══ DATASET CONTENT ══
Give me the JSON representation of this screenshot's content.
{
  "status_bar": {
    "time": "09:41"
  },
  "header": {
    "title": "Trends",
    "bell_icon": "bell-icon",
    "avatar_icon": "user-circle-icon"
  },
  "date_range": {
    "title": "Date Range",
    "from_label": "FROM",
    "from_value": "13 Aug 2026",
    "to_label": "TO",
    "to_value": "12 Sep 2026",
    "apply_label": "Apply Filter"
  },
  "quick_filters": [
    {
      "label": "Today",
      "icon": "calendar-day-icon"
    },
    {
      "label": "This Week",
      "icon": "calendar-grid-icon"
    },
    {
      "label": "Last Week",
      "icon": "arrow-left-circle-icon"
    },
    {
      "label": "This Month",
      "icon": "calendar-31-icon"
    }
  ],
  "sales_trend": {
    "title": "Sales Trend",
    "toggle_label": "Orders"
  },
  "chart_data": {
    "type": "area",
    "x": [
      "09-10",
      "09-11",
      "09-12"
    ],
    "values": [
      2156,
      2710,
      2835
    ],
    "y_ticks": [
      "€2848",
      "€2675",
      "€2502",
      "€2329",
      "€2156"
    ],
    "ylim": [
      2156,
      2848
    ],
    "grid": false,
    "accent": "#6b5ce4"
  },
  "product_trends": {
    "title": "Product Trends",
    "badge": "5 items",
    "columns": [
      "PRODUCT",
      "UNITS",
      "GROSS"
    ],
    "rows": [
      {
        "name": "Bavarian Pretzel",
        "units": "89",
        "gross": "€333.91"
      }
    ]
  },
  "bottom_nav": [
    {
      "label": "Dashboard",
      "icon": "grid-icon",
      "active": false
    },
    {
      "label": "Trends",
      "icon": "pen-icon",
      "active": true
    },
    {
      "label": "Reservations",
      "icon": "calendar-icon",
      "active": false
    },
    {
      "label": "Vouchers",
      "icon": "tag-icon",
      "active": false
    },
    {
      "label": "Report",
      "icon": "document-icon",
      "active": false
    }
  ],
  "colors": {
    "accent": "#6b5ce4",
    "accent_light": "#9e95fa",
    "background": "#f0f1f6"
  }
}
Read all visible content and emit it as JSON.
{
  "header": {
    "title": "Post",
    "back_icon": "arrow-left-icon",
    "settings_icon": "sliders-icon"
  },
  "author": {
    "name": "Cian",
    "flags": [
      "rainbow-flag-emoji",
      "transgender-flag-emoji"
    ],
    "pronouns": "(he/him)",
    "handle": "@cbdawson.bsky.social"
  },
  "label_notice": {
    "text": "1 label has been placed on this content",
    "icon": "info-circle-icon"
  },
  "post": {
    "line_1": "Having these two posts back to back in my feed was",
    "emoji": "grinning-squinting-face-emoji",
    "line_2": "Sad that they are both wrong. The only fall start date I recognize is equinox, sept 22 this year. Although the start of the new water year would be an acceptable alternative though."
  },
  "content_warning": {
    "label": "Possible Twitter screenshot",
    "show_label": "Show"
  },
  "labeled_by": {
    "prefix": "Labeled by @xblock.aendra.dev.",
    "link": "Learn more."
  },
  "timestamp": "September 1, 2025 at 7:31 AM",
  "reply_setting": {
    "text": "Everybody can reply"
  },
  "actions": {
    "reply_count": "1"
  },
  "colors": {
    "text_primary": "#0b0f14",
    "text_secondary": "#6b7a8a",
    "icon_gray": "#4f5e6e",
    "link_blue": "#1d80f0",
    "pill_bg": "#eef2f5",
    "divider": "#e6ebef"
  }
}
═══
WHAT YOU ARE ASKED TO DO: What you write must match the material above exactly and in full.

TASK SOLUTION:
Give me the JSON representation of this screenshot's content.
{
  "status_bar": {
    "time": "09:41"
  },
  "header": {
    "title": "Trends",
    "bell_icon": "bell-icon",
    "avatar_icon": "user-circle-icon"
  },
  "date_range": {
    "title": "Date Range",
    "from_label": "FROM",
    "from_value": "13 Aug 2026",
    "to_label": "TO",
    "to_value": "12 Sep 2026",
    "apply_label": "Apply Filter"
  },
  "quick_filters": [
    {
      "label": "Today",
      "icon": "calendar-day-icon"
    },
    {
      "label": "This Week",
      "icon": "calendar-grid-icon"
    },
    {
      "label": "Last Week",
      "icon": "arrow-left-circle-icon"
    },
    {
      "label": "This Month",
      "icon": "calendar-31-icon"
    }
  ],
  "sales_trend": {
    "title": "Sales Trend",
    "toggle_label": "Orders"
  },
  "chart_data": {
    "type": "area",
    "x": [
      "09-10",
      "09-11",
      "09-12"
    ],
    "values": [
      2156,
      2710,
      2835
    ],
    "y_ticks": [
      "€2848",
      "€2675",
      "€2502",
      "€2329",
      "€2156"
    ],
    "ylim": [
      2156,
      2848
    ],
    "grid": false,
    "accent": "#6b5ce4"
  },
  "product_trends": {
    "title": "Product Trends",
    "badge": "5 items",
    "columns": [
      "PRODUCT",
      "UNITS",
      "GROSS"
    ],
    "rows": [
      {
        "name": "Bavarian Pretzel",
        "units": "89",
        "gross": "€333.91"
      }
    ]
  },
  "bottom_nav": [
    {
      "label": "Dashboard",
      "icon": "grid-icon",
      "active": false
    },
    {
      "label": "Trends",
      "icon": "pen-icon",
      "active": true
    },
    {
      "label": "Reservations",
      "icon": "calendar-icon",
      "active": false
    },
    {
      "label": "Vouchers",
      "icon": "tag-icon",
      "active": false
    },
    {
      "label": "Report",
      "icon": "document-icon",
      "active": false
    }
  ],
  "colors": {
    "accent": "#6b5ce4",
    "accent_light": "#9e95fa",
    "background": "#f0f1f6"
  }
}
Read all visible content and emit it as JSON.
{
  "header": {
    "title": "Post",
    "back_icon": "arrow-left-icon",
    "settings_icon": "sliders-icon"
  },
  "author": {
    "name": "Cian",
    "flags": [
      "rainbow-flag-emoji",
      "transgender-flag-emoji"
    ],
    "pronouns": "(he/him)",
    "handle": "@cbdawson.bsky.social"
  },
  "label_notice": {
    "text": "1 label has been placed on this content",
    "icon": "info-circle-icon"
  },
  "post": {
    "line_1": "Having these two posts back to back in my feed was",
    "emoji": "grinning-squinting-face-emoji",
    "line_2": "Sad that they are both wrong. The only fall start date I recognize is equinox, sept 22 this year. Although the start of the new water year would be an acceptable alternative though."
  },
  "content_warning": {
    "label": "Possible Twitter screenshot",
    "show_label": "Show"
  },
  "labeled_by": {
    "prefix": "Labeled by @xblock.aendra.dev.",
    "link": "Learn more."
  },
  "timestamp": "September 1, 2025 at 7:31 AM",
  "reply_setting": {
    "text": "Everybody can reply"
  },
  "actions": {
    "reply_count": "1"
  },
  "colors": {
    "text_primary": "#0b0f14",
    "text_secondary": "#6b7a8a",
    "icon_gray": "#4f5e6e",
    "link_blue": "#1d80f0",
    "pill_bg": "#eef2f5",
    "divider": "#e6ebef"
  }
}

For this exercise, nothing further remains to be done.